International Noise Awareness Day04.29.2020 | HMMH |
This International Noise Awareness Day, the world is quieter than usual. With COVID-19 keeping millions of people across the globe indoors, one trickle-down effect has been a drop in noise levels. The change has been felt strongest in cities, where cars, sirens, construction, aircraft, and other man-made machines dominate the soundscape at all hours.
The effects of social distancing and stay-at-home orders across the world are a steep challenge for our busy culture and the economy to cope with, but in addition to protecting human health, this dramatic slowdown of human activity has resulted in some positive changes in the environment.

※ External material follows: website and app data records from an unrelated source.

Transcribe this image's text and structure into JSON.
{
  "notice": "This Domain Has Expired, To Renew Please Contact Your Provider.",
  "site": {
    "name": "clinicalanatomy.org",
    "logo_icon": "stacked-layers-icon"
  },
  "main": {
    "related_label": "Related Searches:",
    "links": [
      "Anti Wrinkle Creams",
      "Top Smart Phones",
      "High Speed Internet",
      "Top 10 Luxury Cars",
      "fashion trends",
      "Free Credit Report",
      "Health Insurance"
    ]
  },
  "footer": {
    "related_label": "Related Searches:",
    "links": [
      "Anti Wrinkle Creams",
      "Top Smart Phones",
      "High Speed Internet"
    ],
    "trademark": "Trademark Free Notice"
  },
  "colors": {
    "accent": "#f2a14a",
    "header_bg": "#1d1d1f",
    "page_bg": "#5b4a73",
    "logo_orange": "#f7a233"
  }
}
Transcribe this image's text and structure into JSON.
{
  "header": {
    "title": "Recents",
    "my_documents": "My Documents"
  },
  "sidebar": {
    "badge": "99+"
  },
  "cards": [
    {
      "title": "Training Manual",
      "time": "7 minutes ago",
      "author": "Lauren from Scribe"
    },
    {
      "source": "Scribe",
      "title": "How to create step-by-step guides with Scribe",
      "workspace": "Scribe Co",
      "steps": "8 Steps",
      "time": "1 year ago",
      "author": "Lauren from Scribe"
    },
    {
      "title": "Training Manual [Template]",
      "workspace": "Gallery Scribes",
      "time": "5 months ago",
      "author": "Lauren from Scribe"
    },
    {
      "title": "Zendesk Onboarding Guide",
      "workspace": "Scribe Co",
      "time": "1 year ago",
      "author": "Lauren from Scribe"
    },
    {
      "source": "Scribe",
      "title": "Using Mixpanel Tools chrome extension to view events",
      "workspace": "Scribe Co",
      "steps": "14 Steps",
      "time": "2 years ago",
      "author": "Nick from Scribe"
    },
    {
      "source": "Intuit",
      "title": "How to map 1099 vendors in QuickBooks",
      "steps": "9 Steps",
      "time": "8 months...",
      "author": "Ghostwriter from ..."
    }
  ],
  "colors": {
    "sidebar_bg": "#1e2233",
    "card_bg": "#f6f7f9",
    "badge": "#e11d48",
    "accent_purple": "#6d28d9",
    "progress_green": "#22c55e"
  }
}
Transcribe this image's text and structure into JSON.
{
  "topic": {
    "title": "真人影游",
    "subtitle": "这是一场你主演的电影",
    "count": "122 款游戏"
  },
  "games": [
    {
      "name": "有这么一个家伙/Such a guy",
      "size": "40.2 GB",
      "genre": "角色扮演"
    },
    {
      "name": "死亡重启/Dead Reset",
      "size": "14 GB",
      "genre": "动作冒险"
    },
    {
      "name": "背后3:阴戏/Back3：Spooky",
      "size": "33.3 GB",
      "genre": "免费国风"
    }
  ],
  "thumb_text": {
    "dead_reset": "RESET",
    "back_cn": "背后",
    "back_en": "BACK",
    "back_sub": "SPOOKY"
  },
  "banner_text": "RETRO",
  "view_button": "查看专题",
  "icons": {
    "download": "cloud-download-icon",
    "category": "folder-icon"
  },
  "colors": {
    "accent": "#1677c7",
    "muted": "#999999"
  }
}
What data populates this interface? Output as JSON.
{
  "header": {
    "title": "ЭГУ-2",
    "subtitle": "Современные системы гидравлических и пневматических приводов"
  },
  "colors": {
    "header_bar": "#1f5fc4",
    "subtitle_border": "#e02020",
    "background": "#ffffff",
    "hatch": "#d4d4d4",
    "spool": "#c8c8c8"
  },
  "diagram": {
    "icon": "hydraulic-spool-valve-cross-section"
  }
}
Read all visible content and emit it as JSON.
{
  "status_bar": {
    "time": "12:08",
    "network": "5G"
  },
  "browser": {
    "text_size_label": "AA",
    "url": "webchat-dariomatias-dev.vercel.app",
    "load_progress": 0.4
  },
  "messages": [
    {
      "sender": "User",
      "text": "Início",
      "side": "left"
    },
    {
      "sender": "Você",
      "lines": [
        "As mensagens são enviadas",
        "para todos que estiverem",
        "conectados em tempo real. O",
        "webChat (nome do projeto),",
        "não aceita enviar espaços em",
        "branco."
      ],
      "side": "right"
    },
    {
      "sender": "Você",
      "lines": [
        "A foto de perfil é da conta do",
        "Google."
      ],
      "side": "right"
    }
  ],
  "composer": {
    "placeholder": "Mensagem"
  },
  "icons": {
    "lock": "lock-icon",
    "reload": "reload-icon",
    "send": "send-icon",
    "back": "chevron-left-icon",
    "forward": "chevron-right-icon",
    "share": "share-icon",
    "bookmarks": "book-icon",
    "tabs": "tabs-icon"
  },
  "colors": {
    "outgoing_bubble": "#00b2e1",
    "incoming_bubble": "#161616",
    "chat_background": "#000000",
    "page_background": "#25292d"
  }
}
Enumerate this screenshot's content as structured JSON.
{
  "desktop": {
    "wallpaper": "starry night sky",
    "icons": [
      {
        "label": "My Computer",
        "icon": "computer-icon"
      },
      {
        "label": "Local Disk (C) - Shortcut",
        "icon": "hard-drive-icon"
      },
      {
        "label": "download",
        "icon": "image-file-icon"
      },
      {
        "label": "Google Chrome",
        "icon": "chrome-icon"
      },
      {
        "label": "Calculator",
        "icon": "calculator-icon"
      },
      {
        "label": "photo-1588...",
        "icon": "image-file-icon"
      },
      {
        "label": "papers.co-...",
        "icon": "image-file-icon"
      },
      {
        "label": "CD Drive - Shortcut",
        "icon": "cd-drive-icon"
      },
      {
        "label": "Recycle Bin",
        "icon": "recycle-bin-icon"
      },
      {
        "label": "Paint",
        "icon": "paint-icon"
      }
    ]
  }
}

It is striking that after only a few weeks of humans reducing their footprint, air pollution has noticeably decreased in many cities. Geoscientists in Belgium have even noticed a decrease in seismic vibration. More people seem to be noticing (and tweeting about) birdsong outside their windows, and birds are enjoying their moment to pipe up this spring.
COVID-19 has given scientists a unique environment to study. At HMMH, two of our consultants — Justin Cook and Irene Ramirez — utilized this time to monitor the changes in community and airport noise levels, operations, and noise complaints at two airports.
The data displayed in the two figures below is from March 1 to April 21, 2020 and is compared to the pre-COVID timeframe of November 1, 2019 to February 28, 2020. The black and blue lines represent daily percent change in airport operations and complaints, respectively. Meanwhile, the orange and green lines are daily change in noise level (in decibels) from the airport and community, respectively.
Airport A, shown in Figure 1, is a large-sized airport with predominantly air carrier operations. The data shows that airport noise has dropped by as much as 9 dB Community Noise Equivalent Level (CNEL) over this period; airport noise is now significantly lower than community noise, even considering that community noise has decreased. Operations and complaints have both decreased. Community noise, meanwhile, also dropped at the beginning of the pandemic, but has been slightly increasing over the last few days of the sample. There appears to be a correlation between operations and complaints.
Figure A: Airport A between March 1 and April 21, 2020. Data sourced from NOMS system at each airport provided by Envirosuite. Analysis by HMMH.
HMMH also examined a smaller airport with predominately general aviation operations. At the second airport, shown in Figure B, airport and community noise have dropped; here too, airport noise is now lower than community noise. Airport operations have dropped slightly but have started to increase. Complaints initially increased but are now declining. Trend lines for CNEL airport and community are slightly inversely proportional and the same can be said for the operations and complaints.
Figure B: Airport B between March 1 and April 21, 2020. Data sourced from NOMS system at each airport provided by Envirosuite. Analysis by HMMH.
HMMH will continue monitoring these data and plans to expand to more airports. If you are interested in participating, please contact Justin Cook.
Wednesday, April 29, marks the 25th anniversary of International Noise Awareness Day and 2020 is also the International Year of Sound. Founded by the Center for Hearing and Communication, the day was established to raise awareness about the impacts of noise levels. It’s too early to understand the long-term impacts of this unprecedented moment on the environment, but on this International Noise Awareness Day, it’s an opportunity to see – and listen – to the effects of a less busy world.